Chapter 15. Embedding and Streaming Video in Flash MX 2004

Until the release of Flash MX in 2002, if you were to gather a group of Flash developers and ask them what was missing, the answer was always, "The capability to play video." Until then, that capability was primitive at worst or complicated at best.

Video could be brought into Flash, but precise control was a huge issue. The best one could do was to import the video and live with a lengthy timeline (thanks to each frame of the video being translated into a Flash frame) or trace the frames needed and delete the rest. There were some really great creative techniques developed by Hillman Curtis and others, but on the whole, adding video to Flash was an unpleasant experience.

Flash MX changed all that. It included its own codec?Spark from Sorenson Media?that compressed the file during import. The big change was that the codec compressed and decompressed the .swf file at runtime. This meant the video file in the Flash movie could be treated as a symbol in the Library, rather than an object the movie uses when it plays.

Still, while developers were grateful for the improvement, there were a couple of problems. The first was that the Spark codec did some amazing work, but a video whose duration was longer than two minutes experienced image and playback degradation. The other was embedding the video. Even though the Spark codec offered some astounding results?a 2MB video file being compressed down to 800KB, for example?the file was still embedded in the .swf, which meant Flash files with video were understandably large.

This release of Flash addresses those two issues?big time?and you can expect to see video in Flash sites becoming the norm, not the exception. The addition of an Import wizard, video control behaviors, and the capability to stream a video file from a server are three changes. Another major change is the inclusion of the FLV format as an output option for many of the high-end video suites and video editing and manipulation tools. No longer does the Flash developer have to contend with the video supplier complaining about the quality of "my work" on a Flash site. Now you can simply ask him or her to supply you with the file in the .flv format.

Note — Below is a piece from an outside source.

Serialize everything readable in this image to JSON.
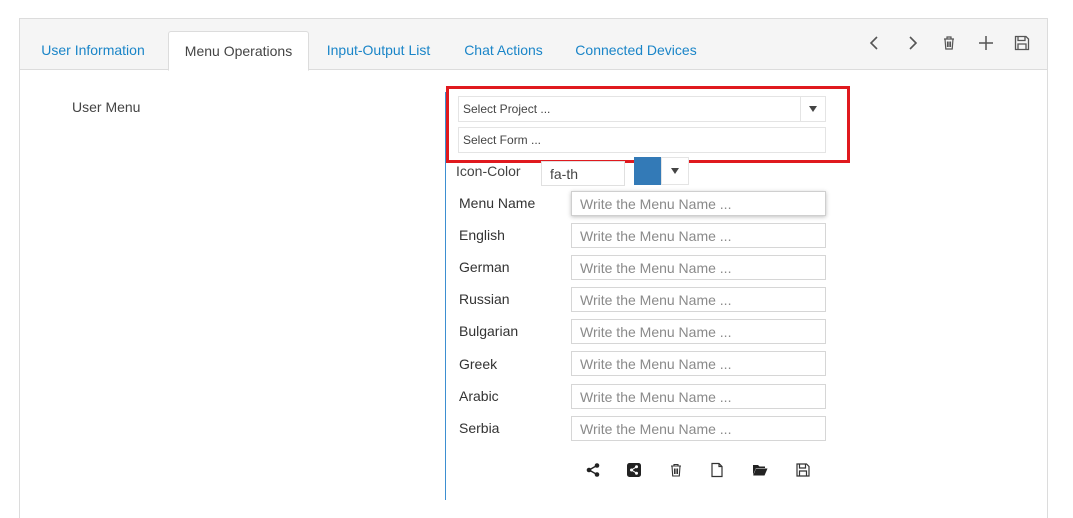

Before we dig deeper into the discussion of video in Flash MX 2004, you should understand that there are now two levels of video management in Flash. If you use the version of Flash MX 2004 packaged with Studio MX 2004, you still have quite an array of tools at your disposal. If you are looking to do some advanced video work in Flash, then Flash MX Professional 2004 should be your tool. The following video-editing applications are supported by the FLV Export plugin that only ships with Flash MX Professional 2004:

  • AfterEffects (Windows and Macintosh)

  • Anystream (Windows)

  • Avid (Windows and Macintosh)

  • Cleaner (Windows and Macintosh)

  • Compressor (Macintosh)

  • FinalCut Pro (Macintosh)

  • Premiere (Windows)

  • Procoder (Windows)

  • QuickTime Pro (Macintosh)